Stiglitz is the darling economist of the Democrats & Left as it stands. He and they have been consistent enough in their points of view to become a decent and reasonable target for whatever coordinated opposition there might be.
It has been a while since I've been tuned into the daily operations of the markets. About six or eight months ago, not long after Bloomberg started charging for their podcasts, I dropped out. I had also decided to return to Miller's Alley, tired of finding myself disenchanted with things over which I have only partial understanding and even neglible control. I did play the market for a quarter, and I got about 8%. But my focus has changed to more prosaic concerns. While I still await Taleb's next book, I've unsubscribed from Roubini's daily updates. Essentially the last event for me was the hearings on Goldman Sachs. Since then, not so much.
So it's good to know that the mention of Stiglitz still gives me heartburn. I interpret him to be a government supply-sider. If the government spends it, it will multiply, is probably Stiglitz in a nutshell. I welcome a more sophisticated and nuanced interpretation.
At my level of engagement with American business, which is basically an understanding of how F1000 companies budget, plan and manage their moola from an accounting systems point of view - and also how many companies manage professional talent, I have a touch of jaundice. What I tend to believe to be the case is that a certain class of business managers are essentially irreplaceable and immune. As such there are plenty myths propogated in the political sphere about a raft of virtues that they essentially don't have. Similarly there are an equal number of myths propogated about their corruption, which is similarly overstated. Edison's aphorism is appropriate. It's 99% perspiration.
Similarly in matters of government the Right is often guilty of overstating the virtues of military service and the Left of bureaucrats and agencies at intersection of the social sciences and public policy. I strongly suspect those two are mostly sweaty enterprises into which wisdom and inspiration injections are generally minimal.

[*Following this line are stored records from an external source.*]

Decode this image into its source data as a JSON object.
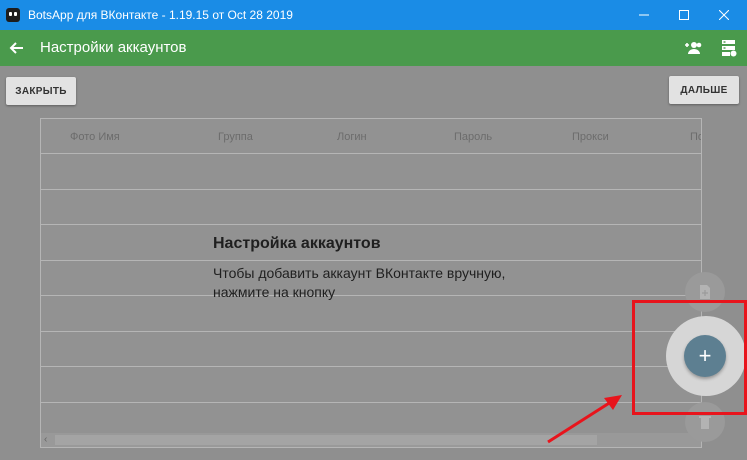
{
  "window": {
    "title": "BotsApp для ВКонтакте - 1.19.15 от Oct 28 2019"
  },
  "appbar": {
    "title": "Настройки аккаунтов"
  },
  "buttons": {
    "close_label": "ЗАКРЫТЬ",
    "next_label": "ДАЛЬШЕ"
  },
  "table": {
    "columns": [
      "Фото Имя",
      "Группа",
      "Логин",
      "Пароль",
      "Прокси",
      "По"
    ]
  },
  "empty_state": {
    "title": "Настройка аккаунтов",
    "text": "Чтобы добавить аккаунт ВКонтакте вручную,\n нажмите на кнопку"
  },
  "fab": {
    "add_symbol": "+"
  },
  "icons": [
    "app-icon",
    "minimize-icon",
    "maximize-icon",
    "close-icon",
    "back-arrow-icon",
    "add-user-icon",
    "servers-icon",
    "file-icon",
    "add-icon",
    "trash-icon"
  ],
  "colors": {
    "titlebar": "#1a8ce6",
    "appbar": "#4a9a4c",
    "fab": "#5d7f91",
    "annotation": "#e8141c"
  }
}
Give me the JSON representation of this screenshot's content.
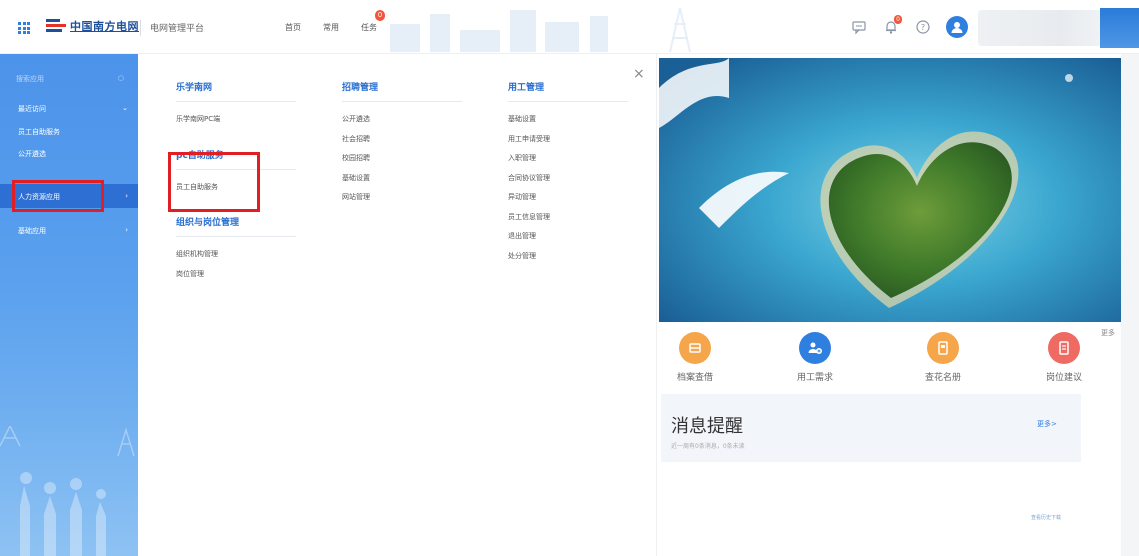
{
  "header": {
    "brand": "中国南方电网",
    "platform": "电网管理平台",
    "nav": [
      {
        "label": "首页"
      },
      {
        "label": "常用"
      },
      {
        "label": "任务",
        "badge": "0"
      }
    ],
    "icons": [
      "chat-icon",
      "bell-icon",
      "help-icon",
      "user-avatar"
    ],
    "bell_badge": "0"
  },
  "sidebar": {
    "search_placeholder": "搜索应用",
    "recent": "最近访问",
    "recent_items": [
      "员工自助服务",
      "公开遴选"
    ],
    "items": [
      {
        "label": "人力资源应用",
        "active": true
      },
      {
        "label": "基础应用",
        "active": false
      }
    ]
  },
  "menu": {
    "columns": [
      {
        "groups": [
          {
            "title": "乐学南网",
            "items": [
              "乐学南网PC端"
            ]
          },
          {
            "title": "pc自助服务",
            "items": [
              "员工自助服务"
            ]
          },
          {
            "title": "组织与岗位管理",
            "items": [
              "组织机构管理",
              "岗位管理"
            ]
          }
        ]
      },
      {
        "groups": [
          {
            "title": "招聘管理",
            "items": [
              "公开遴选",
              "社会招聘",
              "校园招聘",
              "基础设置",
              "网站管理"
            ]
          }
        ]
      },
      {
        "groups": [
          {
            "title": "用工管理",
            "items": [
              "基础设置",
              "用工申请受理",
              "入职管理",
              "合同协议管理",
              "异动管理",
              "员工信息管理",
              "退出管理",
              "处分管理"
            ]
          }
        ]
      }
    ],
    "close": "×"
  },
  "right": {
    "quick_more": "更多",
    "quick": [
      {
        "label": "档案查借",
        "color": "#f5a54a",
        "icon": "archive-icon"
      },
      {
        "label": "用工需求",
        "color": "#2f7fe0",
        "icon": "add-user-icon"
      },
      {
        "label": "查花名册",
        "color": "#f5a54a",
        "icon": "roster-icon"
      },
      {
        "label": "岗位建议",
        "color": "#ef6a62",
        "icon": "document-icon"
      }
    ],
    "message": {
      "title": "消息提醒",
      "subtitle": "近一周有0条消息，0条未读",
      "more": "更多>"
    },
    "footer_link": "查看历史下载"
  },
  "colors": {
    "accent": "#2f7fe0",
    "sidebar": "#4c93ea",
    "highlight": "#e21e25"
  }
}
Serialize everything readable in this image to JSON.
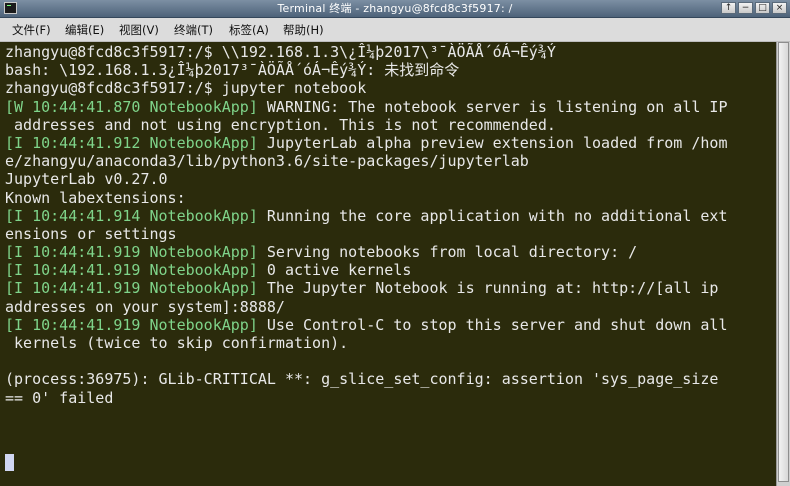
{
  "window": {
    "title": "Terminal 终端 - zhangyu@8fcd8c3f5917: /",
    "buttons": {
      "up": "↑",
      "minimize": "−",
      "maximize": "□",
      "close": "×"
    }
  },
  "menubar": {
    "items": [
      "文件(F)",
      "编辑(E)",
      "视图(V)",
      "终端(T)",
      "标签(A)",
      "帮助(H)"
    ]
  },
  "terminal": {
    "lines": [
      [
        {
          "t": "zhangyu@8fcd8c3f5917:/$ \\\\192.168.1.3\\¿Î¼þ2017\\³¯ÀÖÃÅ´óÁ¬Êý¾Ý"
        }
      ],
      [
        {
          "t": "bash: \\192.168.1.3¿Î¼þ2017³¯ÀÖÃÅ´óÁ¬Êý¾Ý: 未找到命令"
        }
      ],
      [
        {
          "t": "zhangyu@8fcd8c3f5917:/$ jupyter notebook"
        }
      ],
      [
        {
          "t": "[W 10:44:41.870 NotebookApp]",
          "g": true
        },
        {
          "t": " WARNING: The notebook server is listening on all IP"
        }
      ],
      [
        {
          "t": " addresses and not using encryption. This is not recommended."
        }
      ],
      [
        {
          "t": "[I 10:44:41.912 NotebookApp]",
          "g": true
        },
        {
          "t": " JupyterLab alpha preview extension loaded from /hom"
        }
      ],
      [
        {
          "t": "e/zhangyu/anaconda3/lib/python3.6/site-packages/jupyterlab"
        }
      ],
      [
        {
          "t": "JupyterLab v0.27.0"
        }
      ],
      [
        {
          "t": "Known labextensions:"
        }
      ],
      [
        {
          "t": "[I 10:44:41.914 NotebookApp]",
          "g": true
        },
        {
          "t": " Running the core application with no additional ext"
        }
      ],
      [
        {
          "t": "ensions or settings"
        }
      ],
      [
        {
          "t": "[I 10:44:41.919 NotebookApp]",
          "g": true
        },
        {
          "t": " Serving notebooks from local directory: /"
        }
      ],
      [
        {
          "t": "[I 10:44:41.919 NotebookApp]",
          "g": true
        },
        {
          "t": " 0 active kernels"
        }
      ],
      [
        {
          "t": "[I 10:44:41.919 NotebookApp]",
          "g": true
        },
        {
          "t": " The Jupyter Notebook is running at: http://[all ip"
        }
      ],
      [
        {
          "t": "addresses on your system]:8888/"
        }
      ],
      [
        {
          "t": "[I 10:44:41.919 NotebookApp]",
          "g": true
        },
        {
          "t": " Use Control-C to stop this server and shut down all"
        }
      ],
      [
        {
          "t": " kernels (twice to skip confirmation)."
        }
      ],
      [
        {
          "t": ""
        }
      ],
      [
        {
          "t": "(process:36975): GLib-CRITICAL **: g_slice_set_config: assertion 'sys_page_size"
        }
      ],
      [
        {
          "t": "== 0' failed"
        }
      ]
    ]
  }
}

So what are the chances that anybody who wins a Nobel Prize in anything can actually be right enough about something large, like the fate of the American economy, and pull together what's necessary to effect change? That is to say, responsibly. I say the chances are slim, but the effort is worth it. And so into the arena of famousity, a number of economic hats and theories are tossed. I happen to like a guy named Zingales, who clearly demonstrated the proper answer to the problem of foreclosure and toxic mortgages as well as the reason why his answer would not be taken up. The great Paul Volcker, who essentially stopped the inflation we say in the early 80s, has been reduced to an eponymous rule which may or may not prove to be just another boulder in a river of dodgy arbitrage. And of course Summers and Geithner, brilliant as they may be have used quantitative easing to give us historically low mortgage interests rates that nobody actually qualifies for because banks make money on the carry trade in Treasuries, not on lending to Americans. Stiglitz and stimulus are peas in a pod, but it's not working. His answer seems to be, stimulate more - you're not doing enough. It's gotta be trillions, evidently.
I seem to recall some mumbling about VAT for the US. And what annoys Progressives most about the Tea Party movement is their minimalist approach to taxation which of course jeopardizes all of their lovely and heartfelt humanitarian impulses made manifest by government spending. So the temptation to look over at Europe and other Western democracies with effective tax rates that sometimes double ours must be irresistable. And cracking the rhetorical whip over the backs of Republicans, given the moral smugness of pacifists and general anti-American grumbling, is a favorite pasttime. Why not have higher taxes?, they say. It must be ignorance and immorality.
From my point of view, it all rather comes down to the virtue or vice of deficit spending. And I am convinced that the multipliers of government stiumulus are simply not there. But even if they were and if Stiglitz were right, how much do we become state capitalists? And what kind of state capitalists would we be?
It was Noam Chomsky who convinced me back in the mid80s before businesses would allow UNIX into their IT shops that America under Reagan had become Military State Capitalist. I agreed with his rhetoric that all of our science and technology expertise was going from Electrical Engineering school into the Military Industrial Complex. And I couldn't argue, because way back in those days I was already using email. But was the public in on email? No way buddy. My buddy Greg put it the best way I thought possible. "If I want to buy my sweetheart a new fur coat, I have to design a new missle." Greg was one of the smartest guys I knew and in 1986 he was dead right. Now there is venture capital and iPads. Then, there was Raytheon, Northrop and Bunker-Ramo.
My guess is that we'd become a Healthcare Industrial Complex under Obama's State Capitalism, but that's just a silly guess. What would Stiglitz really have us stimulate and where would his multipliers multiply? Qui bono?